What to produce: Go through the data and copy each line that holds "Block".

Records supplied:
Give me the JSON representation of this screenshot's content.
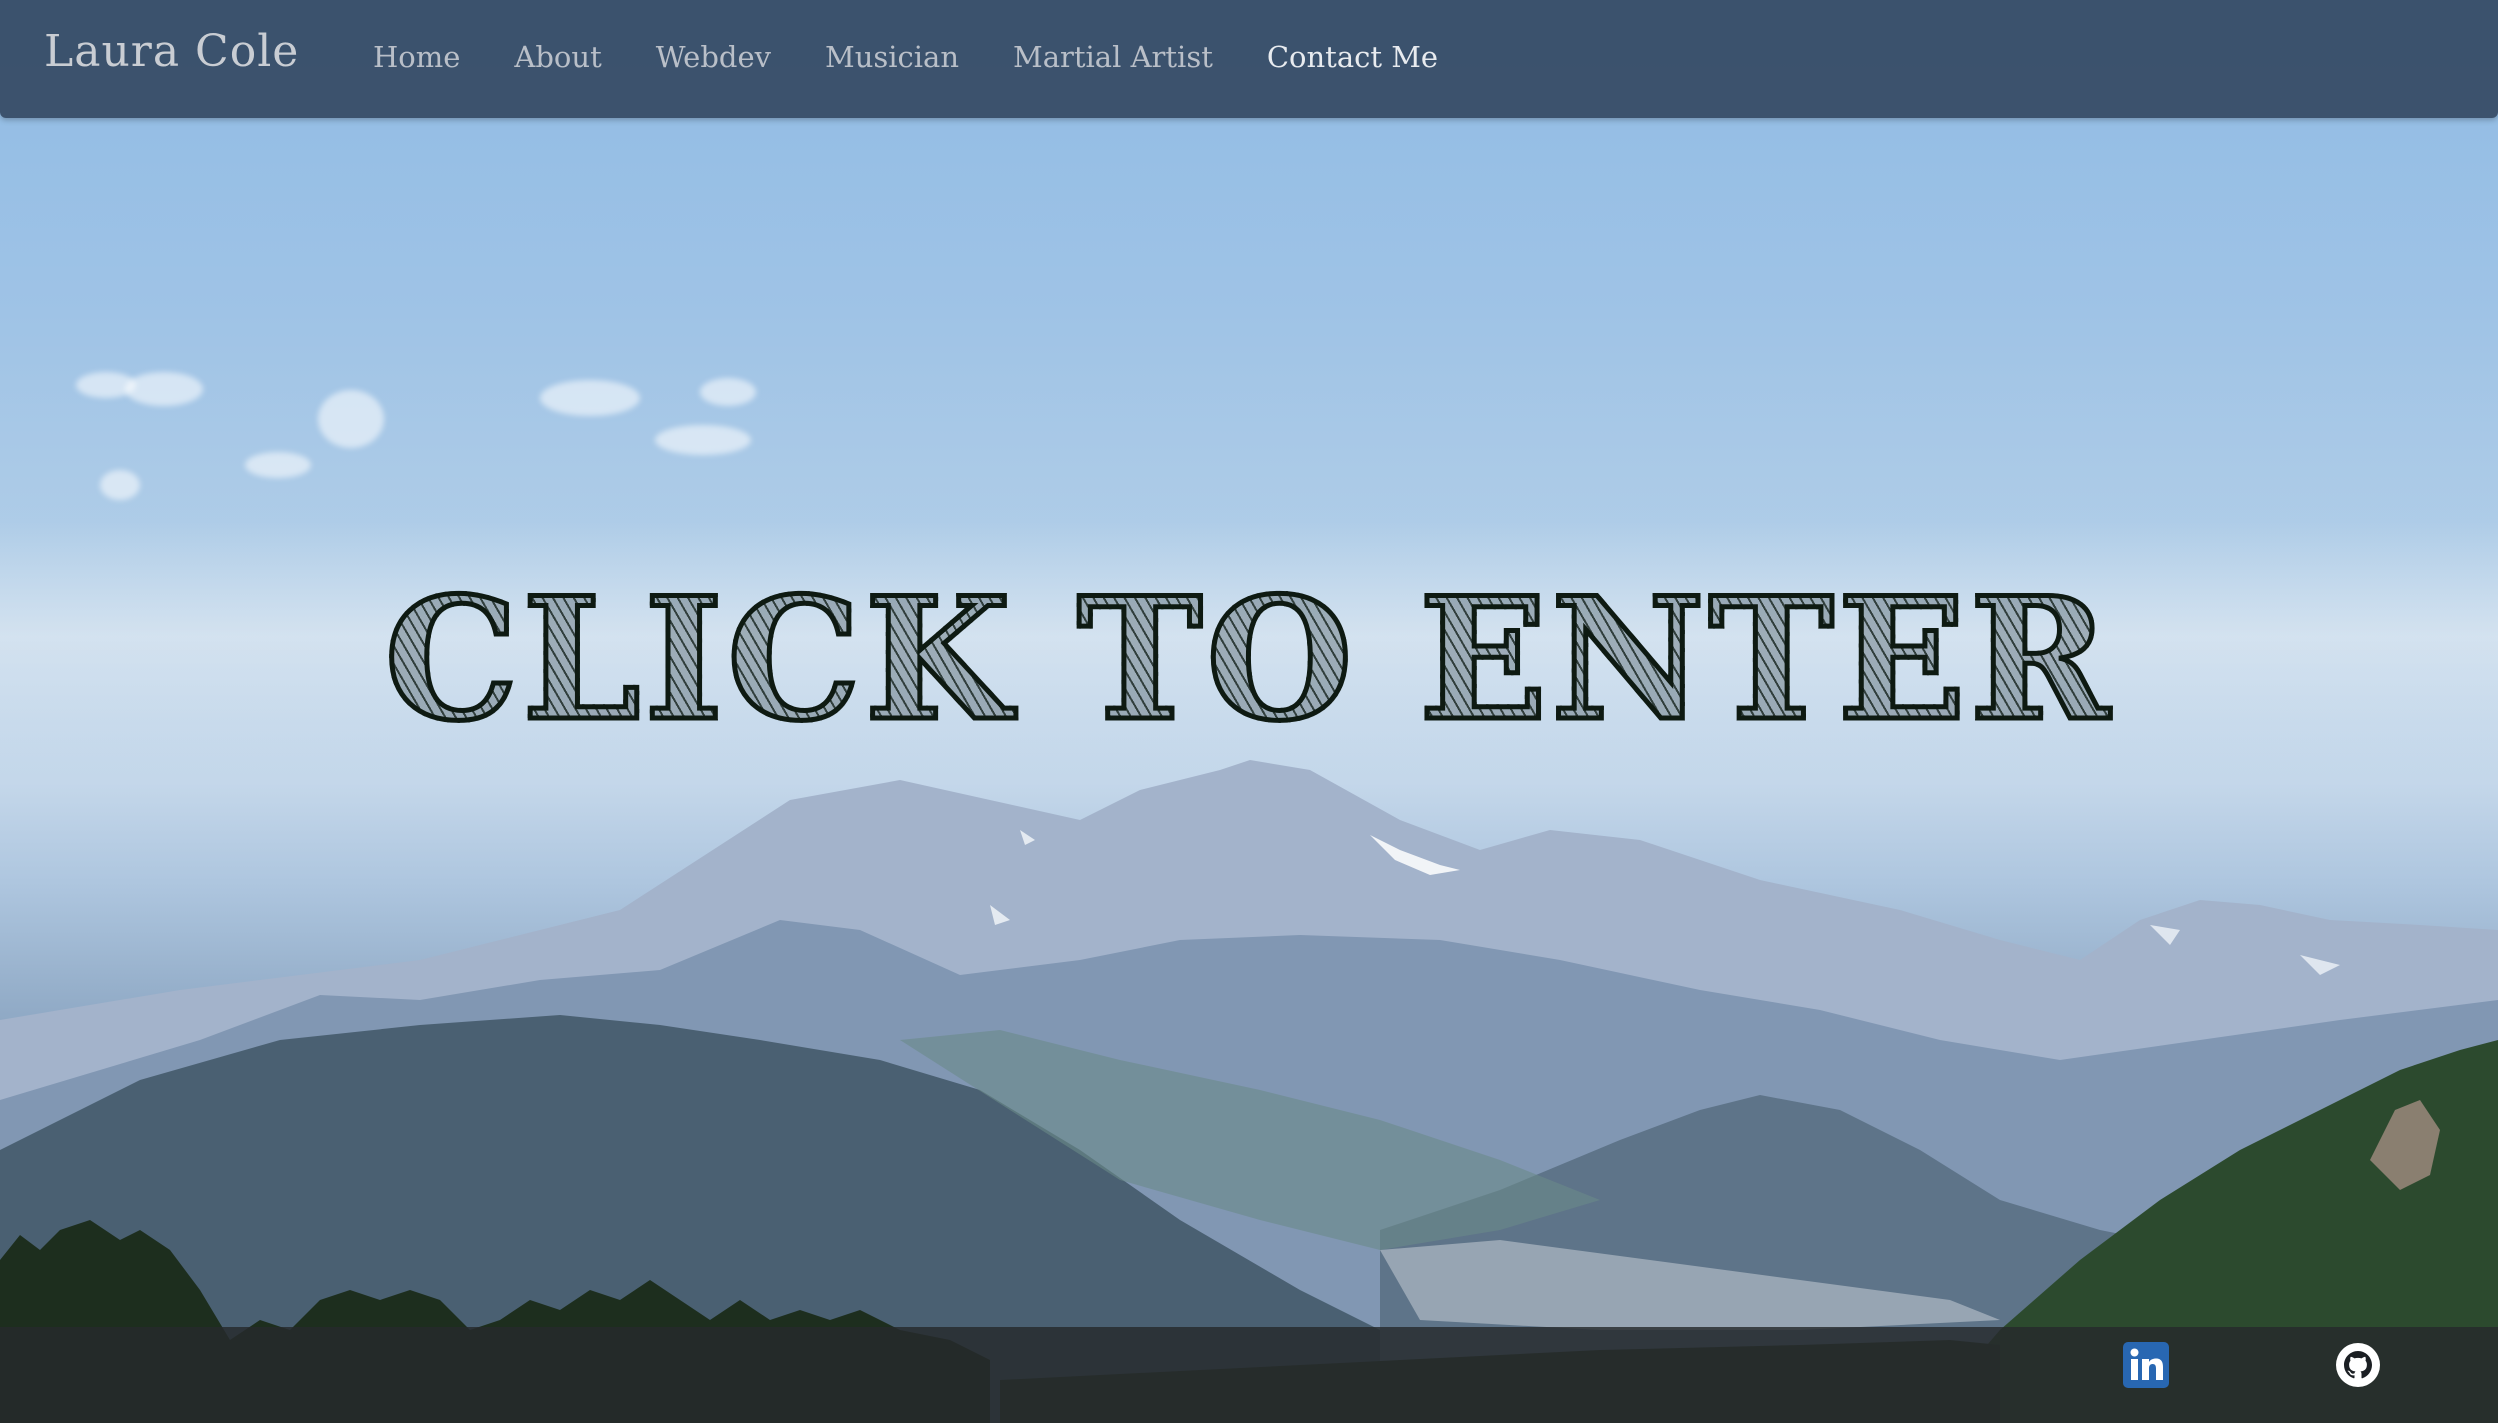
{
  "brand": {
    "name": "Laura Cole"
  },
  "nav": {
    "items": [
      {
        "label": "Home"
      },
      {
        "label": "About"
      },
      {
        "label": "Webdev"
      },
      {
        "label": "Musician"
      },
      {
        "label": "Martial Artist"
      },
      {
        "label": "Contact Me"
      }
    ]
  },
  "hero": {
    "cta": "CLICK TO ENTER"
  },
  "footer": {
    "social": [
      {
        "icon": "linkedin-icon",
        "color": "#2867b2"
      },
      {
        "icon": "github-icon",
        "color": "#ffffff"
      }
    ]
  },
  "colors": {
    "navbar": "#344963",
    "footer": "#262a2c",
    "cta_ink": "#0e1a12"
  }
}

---

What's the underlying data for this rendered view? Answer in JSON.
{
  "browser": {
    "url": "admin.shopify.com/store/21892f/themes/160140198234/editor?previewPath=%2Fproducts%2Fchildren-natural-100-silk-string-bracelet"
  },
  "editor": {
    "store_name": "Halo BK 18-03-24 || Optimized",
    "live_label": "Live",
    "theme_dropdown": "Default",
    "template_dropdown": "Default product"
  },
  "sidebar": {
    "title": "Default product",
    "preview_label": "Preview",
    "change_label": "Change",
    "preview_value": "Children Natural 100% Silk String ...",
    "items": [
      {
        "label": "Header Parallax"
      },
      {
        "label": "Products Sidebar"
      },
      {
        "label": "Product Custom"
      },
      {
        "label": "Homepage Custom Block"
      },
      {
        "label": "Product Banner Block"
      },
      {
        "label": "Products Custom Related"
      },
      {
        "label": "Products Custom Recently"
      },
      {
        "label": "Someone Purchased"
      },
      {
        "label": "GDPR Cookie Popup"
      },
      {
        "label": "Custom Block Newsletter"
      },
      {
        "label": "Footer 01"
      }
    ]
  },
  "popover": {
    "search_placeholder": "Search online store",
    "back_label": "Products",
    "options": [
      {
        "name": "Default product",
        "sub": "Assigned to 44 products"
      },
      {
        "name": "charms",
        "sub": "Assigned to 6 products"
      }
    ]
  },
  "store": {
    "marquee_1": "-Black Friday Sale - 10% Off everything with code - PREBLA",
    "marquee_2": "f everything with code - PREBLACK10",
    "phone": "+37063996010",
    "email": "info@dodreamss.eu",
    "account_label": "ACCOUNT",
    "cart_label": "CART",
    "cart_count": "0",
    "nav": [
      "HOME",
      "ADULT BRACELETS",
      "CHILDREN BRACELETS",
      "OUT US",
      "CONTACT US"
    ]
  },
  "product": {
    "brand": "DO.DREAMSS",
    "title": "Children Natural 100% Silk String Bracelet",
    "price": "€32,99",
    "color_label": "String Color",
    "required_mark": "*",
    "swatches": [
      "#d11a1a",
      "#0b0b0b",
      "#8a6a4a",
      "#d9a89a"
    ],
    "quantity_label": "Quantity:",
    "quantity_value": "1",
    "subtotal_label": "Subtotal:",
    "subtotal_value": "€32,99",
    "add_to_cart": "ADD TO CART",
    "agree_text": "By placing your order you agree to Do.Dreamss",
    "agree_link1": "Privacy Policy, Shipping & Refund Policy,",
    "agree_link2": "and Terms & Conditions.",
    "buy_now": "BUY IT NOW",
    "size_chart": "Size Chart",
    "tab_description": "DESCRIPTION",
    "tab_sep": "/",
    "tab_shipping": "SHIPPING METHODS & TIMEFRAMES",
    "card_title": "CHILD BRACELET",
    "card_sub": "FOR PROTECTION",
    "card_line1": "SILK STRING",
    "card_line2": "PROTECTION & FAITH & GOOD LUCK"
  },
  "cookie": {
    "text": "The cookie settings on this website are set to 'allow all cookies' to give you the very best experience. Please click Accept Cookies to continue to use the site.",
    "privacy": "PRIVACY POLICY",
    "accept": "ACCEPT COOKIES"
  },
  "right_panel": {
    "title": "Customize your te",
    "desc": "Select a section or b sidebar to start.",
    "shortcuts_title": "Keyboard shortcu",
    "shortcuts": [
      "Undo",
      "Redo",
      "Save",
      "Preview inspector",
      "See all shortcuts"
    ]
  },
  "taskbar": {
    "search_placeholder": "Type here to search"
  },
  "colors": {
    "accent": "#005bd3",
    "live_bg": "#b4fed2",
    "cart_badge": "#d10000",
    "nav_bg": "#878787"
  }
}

Task solution:
        "label": "Homepage Custom Block"
        "label": "Product Banner Block"
        "label": "Custom Block Newsletter"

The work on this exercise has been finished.